> **EXERCISE**
In the records below, some lines contain the word "Select". Copy each of them.

> **EXTRACTED MATERIAL**
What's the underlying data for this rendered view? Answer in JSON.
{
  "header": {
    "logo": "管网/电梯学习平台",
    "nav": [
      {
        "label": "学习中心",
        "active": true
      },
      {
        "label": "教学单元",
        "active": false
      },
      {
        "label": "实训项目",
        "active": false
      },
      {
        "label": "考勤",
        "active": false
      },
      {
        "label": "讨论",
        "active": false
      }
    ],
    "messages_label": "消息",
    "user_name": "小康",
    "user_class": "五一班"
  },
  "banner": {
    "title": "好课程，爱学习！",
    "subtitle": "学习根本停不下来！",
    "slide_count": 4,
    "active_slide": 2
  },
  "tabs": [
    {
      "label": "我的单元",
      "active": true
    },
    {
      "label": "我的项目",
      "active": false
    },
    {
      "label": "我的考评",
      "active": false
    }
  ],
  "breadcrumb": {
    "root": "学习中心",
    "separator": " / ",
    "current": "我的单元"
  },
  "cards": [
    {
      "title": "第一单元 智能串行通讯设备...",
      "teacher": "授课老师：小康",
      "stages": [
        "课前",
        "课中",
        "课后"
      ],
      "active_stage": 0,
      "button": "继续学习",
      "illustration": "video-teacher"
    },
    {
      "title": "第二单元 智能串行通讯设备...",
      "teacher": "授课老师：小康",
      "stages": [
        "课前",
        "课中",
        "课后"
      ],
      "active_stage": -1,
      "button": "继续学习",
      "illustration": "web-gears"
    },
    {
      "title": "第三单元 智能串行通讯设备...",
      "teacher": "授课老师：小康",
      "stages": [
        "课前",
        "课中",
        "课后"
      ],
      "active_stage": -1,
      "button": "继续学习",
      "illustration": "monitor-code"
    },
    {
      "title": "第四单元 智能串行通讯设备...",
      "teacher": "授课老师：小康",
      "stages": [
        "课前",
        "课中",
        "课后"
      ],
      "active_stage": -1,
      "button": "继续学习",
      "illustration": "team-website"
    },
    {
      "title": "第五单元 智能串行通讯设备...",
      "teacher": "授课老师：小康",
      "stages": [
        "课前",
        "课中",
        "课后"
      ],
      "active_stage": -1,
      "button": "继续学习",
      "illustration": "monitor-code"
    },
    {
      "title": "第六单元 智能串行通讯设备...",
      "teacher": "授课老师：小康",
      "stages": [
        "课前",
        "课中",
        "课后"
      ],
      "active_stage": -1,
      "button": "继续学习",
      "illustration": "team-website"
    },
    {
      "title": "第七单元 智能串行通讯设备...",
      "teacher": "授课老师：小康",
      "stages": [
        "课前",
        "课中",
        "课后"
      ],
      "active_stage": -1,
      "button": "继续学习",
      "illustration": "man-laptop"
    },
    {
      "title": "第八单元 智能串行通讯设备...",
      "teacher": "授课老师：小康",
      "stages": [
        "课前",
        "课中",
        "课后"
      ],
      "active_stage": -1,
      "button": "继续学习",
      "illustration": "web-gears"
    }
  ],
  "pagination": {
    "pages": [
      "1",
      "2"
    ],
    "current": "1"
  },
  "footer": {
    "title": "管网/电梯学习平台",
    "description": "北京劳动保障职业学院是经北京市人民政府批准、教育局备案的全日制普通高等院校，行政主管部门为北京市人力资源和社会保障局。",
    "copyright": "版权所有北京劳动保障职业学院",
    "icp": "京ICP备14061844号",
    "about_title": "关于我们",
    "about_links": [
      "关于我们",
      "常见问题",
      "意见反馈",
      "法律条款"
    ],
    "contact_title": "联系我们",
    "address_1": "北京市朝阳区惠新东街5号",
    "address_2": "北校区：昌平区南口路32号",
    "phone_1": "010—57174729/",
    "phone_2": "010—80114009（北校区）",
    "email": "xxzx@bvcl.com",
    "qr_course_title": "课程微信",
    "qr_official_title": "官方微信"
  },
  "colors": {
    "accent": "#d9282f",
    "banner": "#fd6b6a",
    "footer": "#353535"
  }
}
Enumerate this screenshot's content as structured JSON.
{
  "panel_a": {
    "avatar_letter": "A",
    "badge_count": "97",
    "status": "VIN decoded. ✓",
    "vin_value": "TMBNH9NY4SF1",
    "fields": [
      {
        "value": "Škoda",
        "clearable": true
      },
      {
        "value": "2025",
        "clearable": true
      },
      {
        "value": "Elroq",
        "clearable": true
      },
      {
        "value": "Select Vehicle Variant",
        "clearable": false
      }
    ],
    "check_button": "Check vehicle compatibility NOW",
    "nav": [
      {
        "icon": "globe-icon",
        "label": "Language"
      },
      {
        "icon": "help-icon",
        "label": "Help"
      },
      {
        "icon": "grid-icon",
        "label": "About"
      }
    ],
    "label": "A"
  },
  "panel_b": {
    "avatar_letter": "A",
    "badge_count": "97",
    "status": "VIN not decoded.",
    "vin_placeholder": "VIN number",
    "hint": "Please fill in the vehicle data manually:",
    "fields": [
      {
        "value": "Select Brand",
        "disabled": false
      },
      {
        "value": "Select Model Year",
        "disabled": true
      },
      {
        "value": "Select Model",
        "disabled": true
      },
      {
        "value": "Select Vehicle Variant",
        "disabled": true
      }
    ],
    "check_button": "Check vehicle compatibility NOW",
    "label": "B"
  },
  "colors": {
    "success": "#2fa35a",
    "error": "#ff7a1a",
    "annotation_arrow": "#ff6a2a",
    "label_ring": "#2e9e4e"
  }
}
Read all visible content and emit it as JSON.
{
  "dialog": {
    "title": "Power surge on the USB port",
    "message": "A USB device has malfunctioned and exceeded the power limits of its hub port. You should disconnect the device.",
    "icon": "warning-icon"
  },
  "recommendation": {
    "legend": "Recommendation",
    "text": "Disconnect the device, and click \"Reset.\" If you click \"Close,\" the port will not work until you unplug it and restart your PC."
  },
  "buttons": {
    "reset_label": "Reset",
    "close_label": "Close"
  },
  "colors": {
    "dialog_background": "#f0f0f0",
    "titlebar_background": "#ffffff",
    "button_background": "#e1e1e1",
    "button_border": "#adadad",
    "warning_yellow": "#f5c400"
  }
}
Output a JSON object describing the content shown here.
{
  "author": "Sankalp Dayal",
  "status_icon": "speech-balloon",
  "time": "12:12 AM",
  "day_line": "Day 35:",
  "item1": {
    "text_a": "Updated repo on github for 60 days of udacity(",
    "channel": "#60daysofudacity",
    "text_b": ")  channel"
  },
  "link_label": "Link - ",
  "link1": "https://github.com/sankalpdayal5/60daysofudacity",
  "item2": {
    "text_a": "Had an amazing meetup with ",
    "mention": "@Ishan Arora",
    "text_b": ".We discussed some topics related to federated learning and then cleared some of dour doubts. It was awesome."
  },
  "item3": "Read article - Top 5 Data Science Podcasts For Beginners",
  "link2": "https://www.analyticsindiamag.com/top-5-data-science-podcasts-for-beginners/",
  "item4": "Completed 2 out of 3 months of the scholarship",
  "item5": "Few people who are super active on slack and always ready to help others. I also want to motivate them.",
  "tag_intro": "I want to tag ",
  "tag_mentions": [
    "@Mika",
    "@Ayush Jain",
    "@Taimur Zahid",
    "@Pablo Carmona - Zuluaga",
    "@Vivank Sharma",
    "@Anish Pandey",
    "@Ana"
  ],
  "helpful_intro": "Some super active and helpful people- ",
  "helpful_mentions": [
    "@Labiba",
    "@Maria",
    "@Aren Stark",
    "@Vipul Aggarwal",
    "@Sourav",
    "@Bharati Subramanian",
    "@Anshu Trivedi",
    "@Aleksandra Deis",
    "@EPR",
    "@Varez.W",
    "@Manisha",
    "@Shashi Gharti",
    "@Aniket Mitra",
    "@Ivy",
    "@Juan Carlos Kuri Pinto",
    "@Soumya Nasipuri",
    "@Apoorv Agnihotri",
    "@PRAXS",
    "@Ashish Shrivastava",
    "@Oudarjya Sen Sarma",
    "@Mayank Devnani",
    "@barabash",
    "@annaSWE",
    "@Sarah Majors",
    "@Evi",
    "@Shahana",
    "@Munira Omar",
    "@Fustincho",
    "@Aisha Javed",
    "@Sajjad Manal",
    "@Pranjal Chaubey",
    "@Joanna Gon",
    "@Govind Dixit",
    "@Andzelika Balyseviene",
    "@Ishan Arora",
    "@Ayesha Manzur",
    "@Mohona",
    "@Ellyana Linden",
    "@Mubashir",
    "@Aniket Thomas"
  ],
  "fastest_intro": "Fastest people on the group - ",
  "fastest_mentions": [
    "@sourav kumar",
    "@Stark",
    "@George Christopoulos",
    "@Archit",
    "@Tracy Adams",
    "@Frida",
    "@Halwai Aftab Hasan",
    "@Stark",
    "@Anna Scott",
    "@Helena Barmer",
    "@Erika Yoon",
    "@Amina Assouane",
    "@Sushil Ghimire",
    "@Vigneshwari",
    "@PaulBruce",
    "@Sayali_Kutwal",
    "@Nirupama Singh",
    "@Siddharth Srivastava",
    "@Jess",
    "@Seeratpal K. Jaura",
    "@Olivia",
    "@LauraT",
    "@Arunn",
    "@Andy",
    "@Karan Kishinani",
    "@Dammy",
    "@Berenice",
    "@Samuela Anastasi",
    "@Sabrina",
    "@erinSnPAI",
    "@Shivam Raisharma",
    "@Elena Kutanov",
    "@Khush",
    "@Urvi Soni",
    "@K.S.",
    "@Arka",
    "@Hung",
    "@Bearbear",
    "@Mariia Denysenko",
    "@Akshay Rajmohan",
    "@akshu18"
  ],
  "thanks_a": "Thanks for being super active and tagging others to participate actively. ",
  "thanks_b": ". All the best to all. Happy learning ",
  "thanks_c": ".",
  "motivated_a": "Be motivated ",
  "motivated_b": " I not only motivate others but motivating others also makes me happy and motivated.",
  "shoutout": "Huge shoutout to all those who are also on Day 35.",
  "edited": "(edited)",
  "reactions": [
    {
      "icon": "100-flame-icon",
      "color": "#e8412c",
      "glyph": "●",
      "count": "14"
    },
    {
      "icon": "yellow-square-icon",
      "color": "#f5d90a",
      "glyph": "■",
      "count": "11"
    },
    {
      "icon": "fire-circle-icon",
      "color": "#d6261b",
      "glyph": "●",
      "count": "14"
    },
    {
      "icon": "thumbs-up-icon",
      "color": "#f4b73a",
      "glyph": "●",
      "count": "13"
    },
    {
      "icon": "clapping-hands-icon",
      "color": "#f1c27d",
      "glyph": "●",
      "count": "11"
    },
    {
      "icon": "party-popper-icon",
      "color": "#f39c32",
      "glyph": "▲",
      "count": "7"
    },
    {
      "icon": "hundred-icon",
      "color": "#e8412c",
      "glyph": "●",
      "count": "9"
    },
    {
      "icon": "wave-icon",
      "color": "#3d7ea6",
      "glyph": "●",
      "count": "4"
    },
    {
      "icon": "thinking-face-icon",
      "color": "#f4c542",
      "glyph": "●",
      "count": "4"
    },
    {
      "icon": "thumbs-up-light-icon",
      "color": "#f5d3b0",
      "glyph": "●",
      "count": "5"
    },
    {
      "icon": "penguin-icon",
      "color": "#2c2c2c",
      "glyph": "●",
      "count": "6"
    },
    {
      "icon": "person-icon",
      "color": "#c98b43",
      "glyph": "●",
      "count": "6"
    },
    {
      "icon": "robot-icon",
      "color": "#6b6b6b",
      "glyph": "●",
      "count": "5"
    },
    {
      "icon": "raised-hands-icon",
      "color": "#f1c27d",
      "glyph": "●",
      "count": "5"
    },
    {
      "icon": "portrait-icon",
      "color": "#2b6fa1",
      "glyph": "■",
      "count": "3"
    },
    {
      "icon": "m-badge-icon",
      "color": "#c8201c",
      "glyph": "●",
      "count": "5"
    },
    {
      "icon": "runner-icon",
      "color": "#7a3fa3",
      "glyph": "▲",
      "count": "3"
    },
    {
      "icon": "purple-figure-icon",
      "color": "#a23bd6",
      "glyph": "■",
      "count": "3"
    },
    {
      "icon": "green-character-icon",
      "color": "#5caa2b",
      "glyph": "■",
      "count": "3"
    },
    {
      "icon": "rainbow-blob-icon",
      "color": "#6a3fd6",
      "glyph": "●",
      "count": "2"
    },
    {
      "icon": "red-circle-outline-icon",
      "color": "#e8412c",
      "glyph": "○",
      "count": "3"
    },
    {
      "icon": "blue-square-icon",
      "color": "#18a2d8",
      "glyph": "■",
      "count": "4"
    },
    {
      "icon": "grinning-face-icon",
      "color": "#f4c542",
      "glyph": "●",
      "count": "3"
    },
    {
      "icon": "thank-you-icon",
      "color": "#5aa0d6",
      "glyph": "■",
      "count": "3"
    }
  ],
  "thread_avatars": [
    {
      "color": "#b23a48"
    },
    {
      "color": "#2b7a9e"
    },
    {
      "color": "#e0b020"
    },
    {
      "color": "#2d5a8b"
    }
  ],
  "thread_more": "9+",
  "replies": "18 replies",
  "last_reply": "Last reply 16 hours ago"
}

> **EXERCISE RESULT**
        "value": "Select Vehicle Variant",
        "value": "Select Brand",
        "value": "Select Model Year",
        "value": "Select Model",
        "value": "Select Vehicle Variant",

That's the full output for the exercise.